_Work request:_ Return the entries below precisely, omitting nothing.

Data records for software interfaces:
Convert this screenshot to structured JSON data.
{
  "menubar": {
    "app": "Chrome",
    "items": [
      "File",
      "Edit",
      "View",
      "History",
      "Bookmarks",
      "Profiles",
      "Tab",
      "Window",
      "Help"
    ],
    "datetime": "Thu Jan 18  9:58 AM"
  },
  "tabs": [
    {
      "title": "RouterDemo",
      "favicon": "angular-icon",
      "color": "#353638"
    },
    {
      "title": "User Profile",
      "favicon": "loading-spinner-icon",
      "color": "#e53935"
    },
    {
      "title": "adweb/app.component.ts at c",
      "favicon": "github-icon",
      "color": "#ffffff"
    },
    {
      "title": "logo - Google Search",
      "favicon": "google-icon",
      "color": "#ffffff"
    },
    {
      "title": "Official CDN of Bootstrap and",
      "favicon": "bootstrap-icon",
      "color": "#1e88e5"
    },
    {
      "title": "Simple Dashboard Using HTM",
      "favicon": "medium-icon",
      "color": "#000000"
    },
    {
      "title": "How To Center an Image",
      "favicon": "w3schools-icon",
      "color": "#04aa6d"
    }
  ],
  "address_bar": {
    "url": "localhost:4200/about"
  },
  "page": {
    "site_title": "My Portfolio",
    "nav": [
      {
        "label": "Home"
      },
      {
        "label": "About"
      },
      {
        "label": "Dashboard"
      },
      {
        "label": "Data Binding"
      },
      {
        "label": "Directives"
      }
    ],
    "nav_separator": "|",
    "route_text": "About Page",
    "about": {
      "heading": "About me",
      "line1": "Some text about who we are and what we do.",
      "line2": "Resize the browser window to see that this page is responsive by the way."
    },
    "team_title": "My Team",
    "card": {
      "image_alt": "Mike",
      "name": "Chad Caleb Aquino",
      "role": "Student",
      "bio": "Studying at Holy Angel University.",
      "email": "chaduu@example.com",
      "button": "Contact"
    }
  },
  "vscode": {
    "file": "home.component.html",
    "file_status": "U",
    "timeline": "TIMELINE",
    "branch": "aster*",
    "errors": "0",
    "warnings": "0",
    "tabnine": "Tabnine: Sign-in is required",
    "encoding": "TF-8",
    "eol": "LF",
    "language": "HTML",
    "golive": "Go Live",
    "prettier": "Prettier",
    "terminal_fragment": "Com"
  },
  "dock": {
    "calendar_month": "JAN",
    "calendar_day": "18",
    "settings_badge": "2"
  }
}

_Task answer:_
Convert this screenshot to structured JSON data.
{
  "menubar": {
    "app": "Chrome",
    "items": [
      "File",
      "Edit",
      "View",
      "History",
      "Bookmarks",
      "Profiles",
      "Tab",
      "Window",
      "Help"
    ],
    "datetime": "Thu Jan 18  9:58 AM"
  },
  "tabs": [
    {
      "title": "RouterDemo",
      "favicon": "angular-icon",
      "color": "#353638"
    },
    {
      "title": "User Profile",
      "favicon": "loading-spinner-icon",
      "color": "#e53935"
    },
    {
      "title": "adweb/app.component.ts at c",
      "favicon": "github-icon",
      "color": "#ffffff"
    },
    {
      "title": "logo - Google Search",
      "favicon": "google-icon",
      "color": "#ffffff"
    },
    {
      "title": "Official CDN of Bootstrap and",
      "favicon": "bootstrap-icon",
      "color": "#1e88e5"
    },
    {
      "title": "Simple Dashboard Using HTM",
      "favicon": "medium-icon",
      "color": "#000000"
    },
    {
      "title": "How To Center an Image",
      "favicon": "w3schools-icon",
      "color": "#04aa6d"
    }
  ],
  "address_bar": {
    "url": "localhost:4200/about"
  },
  "page": {
    "site_title": "My Portfolio",
    "nav": [
      {
        "label": "Home"
      },
      {
        "label": "About"
      },
      {
        "label": "Dashboard"
      },
      {
        "label": "Data Binding"
      },
      {
        "label": "Directives"
      }
    ],
    "nav_separator": "|",
    "route_text": "About Page",
    "about": {
      "heading": "About me",
      "line1": "Some text about who we are and what we do.",
      "line2": "Resize the browser window to see that this page is responsive by the way."
    },
    "team_title": "My Team",
    "card": {
      "image_alt": "Mike",
      "name": "Chad Caleb Aquino",
      "role": "Student",
      "bio": "Studying at Holy Angel University.",
      "email": "chaduu@example.com",
      "button": "Contact"
    }
  },
  "vscode": {
    "file": "home.component.html",
    "file_status": "U",
    "timeline": "TIMELINE",
    "branch": "aster*",
    "errors": "0",
    "warnings": "0",
    "tabnine": "Tabnine: Sign-in is required",
    "encoding": "TF-8",
    "eol": "LF",
    "language": "HTML",
    "golive": "Go Live",
    "prettier": "Prettier",
    "terminal_fragment": "Com"
  },
  "dock": {
    "calendar_month": "JAN",
    "calendar_day": "18",
    "settings_badge": "2"
  }
}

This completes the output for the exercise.